Everybody felt very strongly about Personal Contact with this one; meeting for a 1:1 to get to know people better and understand what they do in more depth. Without exception, what caused the most frustration was being spammed with generic group emails or ‘buy my stuff’, ‘like my page’, ‘follow me on Twitter’ messages sent straight after a networking event. Especially disliked were those generic group emails which say ‘It was great to meet and chat with you today.’ Believe it or not, some people had received those even when they hadn’t been at a meeting! This made many very cross; you have been warned!

As an aside, what was interesting was the variety of preferred methods for communication. Some like Facebook messages, some prefer a phone call, some a personal email. So it might be worthwhile taking the time to find out how people like to be contacted.
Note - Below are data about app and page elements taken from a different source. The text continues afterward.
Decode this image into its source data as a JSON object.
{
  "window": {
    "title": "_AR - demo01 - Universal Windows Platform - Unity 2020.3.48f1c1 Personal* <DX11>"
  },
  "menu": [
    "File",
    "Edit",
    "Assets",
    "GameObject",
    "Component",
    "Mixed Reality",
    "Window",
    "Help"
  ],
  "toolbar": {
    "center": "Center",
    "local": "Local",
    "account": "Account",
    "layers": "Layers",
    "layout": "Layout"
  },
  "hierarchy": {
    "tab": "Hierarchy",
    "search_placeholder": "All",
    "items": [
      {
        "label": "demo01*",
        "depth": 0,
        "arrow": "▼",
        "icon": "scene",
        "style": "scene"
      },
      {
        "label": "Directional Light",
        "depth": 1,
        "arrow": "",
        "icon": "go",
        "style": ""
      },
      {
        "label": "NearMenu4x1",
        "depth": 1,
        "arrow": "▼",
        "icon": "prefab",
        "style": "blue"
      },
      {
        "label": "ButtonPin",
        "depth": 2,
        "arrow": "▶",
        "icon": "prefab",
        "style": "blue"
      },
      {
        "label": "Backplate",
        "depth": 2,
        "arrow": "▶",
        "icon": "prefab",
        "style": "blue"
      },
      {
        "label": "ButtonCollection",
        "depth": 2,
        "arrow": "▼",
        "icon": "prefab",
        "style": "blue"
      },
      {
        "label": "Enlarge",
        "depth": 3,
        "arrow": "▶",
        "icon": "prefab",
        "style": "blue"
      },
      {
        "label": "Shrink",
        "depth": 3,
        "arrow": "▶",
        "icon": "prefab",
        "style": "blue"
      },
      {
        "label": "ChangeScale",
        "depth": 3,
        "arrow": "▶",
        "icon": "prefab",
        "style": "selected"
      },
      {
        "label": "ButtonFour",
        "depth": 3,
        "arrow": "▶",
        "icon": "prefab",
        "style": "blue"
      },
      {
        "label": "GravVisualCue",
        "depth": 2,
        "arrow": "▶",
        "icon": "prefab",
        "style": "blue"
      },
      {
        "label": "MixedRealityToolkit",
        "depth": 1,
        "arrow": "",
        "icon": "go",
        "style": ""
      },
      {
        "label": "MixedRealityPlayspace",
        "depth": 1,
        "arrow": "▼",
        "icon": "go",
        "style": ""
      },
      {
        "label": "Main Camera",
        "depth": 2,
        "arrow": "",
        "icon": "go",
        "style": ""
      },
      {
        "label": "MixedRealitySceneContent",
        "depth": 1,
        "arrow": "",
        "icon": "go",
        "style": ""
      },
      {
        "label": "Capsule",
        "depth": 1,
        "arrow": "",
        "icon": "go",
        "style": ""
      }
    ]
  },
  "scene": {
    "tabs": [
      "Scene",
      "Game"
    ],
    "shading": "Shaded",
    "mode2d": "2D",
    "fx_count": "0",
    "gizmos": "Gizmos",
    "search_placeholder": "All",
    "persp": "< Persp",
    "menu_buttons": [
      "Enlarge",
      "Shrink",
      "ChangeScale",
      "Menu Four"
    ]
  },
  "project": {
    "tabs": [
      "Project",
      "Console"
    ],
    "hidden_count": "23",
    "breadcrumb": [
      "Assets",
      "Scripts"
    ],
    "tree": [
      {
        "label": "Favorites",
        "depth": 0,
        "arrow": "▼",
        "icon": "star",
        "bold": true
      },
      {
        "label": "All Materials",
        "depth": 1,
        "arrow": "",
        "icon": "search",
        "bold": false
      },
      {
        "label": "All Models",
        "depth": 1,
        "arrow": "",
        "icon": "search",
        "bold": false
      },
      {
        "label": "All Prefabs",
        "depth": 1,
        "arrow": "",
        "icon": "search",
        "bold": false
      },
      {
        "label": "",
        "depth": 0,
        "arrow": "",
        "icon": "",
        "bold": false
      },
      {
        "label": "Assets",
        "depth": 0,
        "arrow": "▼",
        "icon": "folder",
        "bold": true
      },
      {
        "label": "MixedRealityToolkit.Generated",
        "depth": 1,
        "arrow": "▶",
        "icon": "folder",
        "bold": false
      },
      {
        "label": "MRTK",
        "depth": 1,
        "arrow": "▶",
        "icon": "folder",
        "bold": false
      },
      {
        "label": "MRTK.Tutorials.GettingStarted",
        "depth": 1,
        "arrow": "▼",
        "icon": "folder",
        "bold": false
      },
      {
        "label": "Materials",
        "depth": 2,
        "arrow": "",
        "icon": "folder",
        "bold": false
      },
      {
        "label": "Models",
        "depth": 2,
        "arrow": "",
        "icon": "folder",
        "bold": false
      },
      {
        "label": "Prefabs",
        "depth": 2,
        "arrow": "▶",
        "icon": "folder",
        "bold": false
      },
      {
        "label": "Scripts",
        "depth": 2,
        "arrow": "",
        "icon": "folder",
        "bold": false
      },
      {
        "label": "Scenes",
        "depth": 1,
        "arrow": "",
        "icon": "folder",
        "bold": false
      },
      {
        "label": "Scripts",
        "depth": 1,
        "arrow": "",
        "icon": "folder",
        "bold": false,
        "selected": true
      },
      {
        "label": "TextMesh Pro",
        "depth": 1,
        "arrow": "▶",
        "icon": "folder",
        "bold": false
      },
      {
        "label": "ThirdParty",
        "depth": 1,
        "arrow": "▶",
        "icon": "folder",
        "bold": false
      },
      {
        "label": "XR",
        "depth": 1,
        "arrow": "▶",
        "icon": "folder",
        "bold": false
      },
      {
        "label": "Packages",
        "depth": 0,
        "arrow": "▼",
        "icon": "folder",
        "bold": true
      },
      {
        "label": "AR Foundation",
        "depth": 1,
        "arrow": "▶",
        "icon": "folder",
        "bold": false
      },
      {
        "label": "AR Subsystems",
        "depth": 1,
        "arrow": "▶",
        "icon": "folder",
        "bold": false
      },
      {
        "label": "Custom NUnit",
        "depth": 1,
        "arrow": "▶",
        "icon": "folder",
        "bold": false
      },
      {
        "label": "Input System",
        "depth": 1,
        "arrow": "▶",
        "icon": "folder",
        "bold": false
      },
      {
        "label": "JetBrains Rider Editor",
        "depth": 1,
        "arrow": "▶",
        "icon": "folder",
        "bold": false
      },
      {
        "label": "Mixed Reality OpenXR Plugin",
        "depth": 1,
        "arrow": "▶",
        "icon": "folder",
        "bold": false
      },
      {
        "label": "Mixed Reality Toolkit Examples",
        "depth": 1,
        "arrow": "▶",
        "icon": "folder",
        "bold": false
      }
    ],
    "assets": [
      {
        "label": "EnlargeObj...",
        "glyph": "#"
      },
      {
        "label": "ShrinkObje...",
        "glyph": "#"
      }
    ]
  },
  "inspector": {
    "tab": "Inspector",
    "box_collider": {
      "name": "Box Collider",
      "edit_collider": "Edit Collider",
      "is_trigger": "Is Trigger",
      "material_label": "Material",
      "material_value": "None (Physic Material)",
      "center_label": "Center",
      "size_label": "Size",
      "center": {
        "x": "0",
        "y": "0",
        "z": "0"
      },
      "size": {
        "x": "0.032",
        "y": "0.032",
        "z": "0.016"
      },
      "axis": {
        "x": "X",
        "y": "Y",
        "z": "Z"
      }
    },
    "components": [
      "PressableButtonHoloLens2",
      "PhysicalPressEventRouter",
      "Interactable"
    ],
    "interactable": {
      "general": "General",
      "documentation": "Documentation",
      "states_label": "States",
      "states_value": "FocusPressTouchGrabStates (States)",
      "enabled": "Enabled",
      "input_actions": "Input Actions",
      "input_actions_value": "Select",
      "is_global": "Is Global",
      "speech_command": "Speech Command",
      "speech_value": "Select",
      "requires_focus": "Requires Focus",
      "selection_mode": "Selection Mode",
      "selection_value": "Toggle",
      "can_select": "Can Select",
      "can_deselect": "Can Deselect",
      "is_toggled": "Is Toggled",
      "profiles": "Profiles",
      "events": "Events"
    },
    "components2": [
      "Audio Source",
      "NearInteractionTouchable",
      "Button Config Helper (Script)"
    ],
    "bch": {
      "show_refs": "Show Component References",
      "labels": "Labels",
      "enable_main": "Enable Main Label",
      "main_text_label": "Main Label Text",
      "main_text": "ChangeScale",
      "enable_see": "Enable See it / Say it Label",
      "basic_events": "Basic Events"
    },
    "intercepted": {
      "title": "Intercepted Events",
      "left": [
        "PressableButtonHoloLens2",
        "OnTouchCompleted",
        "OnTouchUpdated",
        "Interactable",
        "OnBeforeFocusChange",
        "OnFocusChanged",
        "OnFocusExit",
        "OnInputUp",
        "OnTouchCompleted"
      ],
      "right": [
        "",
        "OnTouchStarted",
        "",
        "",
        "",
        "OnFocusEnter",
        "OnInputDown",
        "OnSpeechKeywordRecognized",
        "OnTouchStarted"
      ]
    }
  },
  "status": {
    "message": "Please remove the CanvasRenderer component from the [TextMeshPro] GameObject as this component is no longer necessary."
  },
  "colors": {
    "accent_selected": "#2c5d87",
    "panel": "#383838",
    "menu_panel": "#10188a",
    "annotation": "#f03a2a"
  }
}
These are the not-so-surprising replies to the final question, ‘What gets in the way of you following up?’

  • Life
  • Time
  • Confidence
  • Fear
  • Procrastination

These are all very similar; we all suffer from extremely busy personal and business lives and, when you run your business on your own, finding time to get everything done is a challenge. It’s a question of priorities, planning and organisation.

Procrastination and confidence generally have fear sitting quietly in the background. We fear failure and rejection, and worry about what others say.

If you don’t feel you’re getting all of these benefits from your networking but would like to, or if you’re suffering from overwhelm, procrastination and fear, consider my two workshops in September.

In the meantime, here are seven tips to help you start to master those follow ups. You may have seen them already, but this will serve as a gentle reminder:

  • Make time to follow up – mapping out a plan that enables you to consistently follow up is essential.
  • Remember your follow up schedule is just a guideline for you. Our fellow networkers will have their own ideas, so the most we can do is:
    – stay consistent
    – be reliable
    – nurture relationships
    – stay in the forefront of people’s minds
  • Add value, not stress and aggravation, by providing valuable content and information.
  • We are all very busy. Understand that not every follow up needs a direct conversation.
  • To build lasting relationships, get round to their side of the table. If somebody likes the phone, call them; if they prefer email, well, you get the idea. Ask them how they prefer you to get in touch.
  • Make consistent, small touch points that add value using their preferred method of communication, not yours
  • Track everything. There are plenty of free, easy-to-use tools and apps available. Find one that works for you, and use it.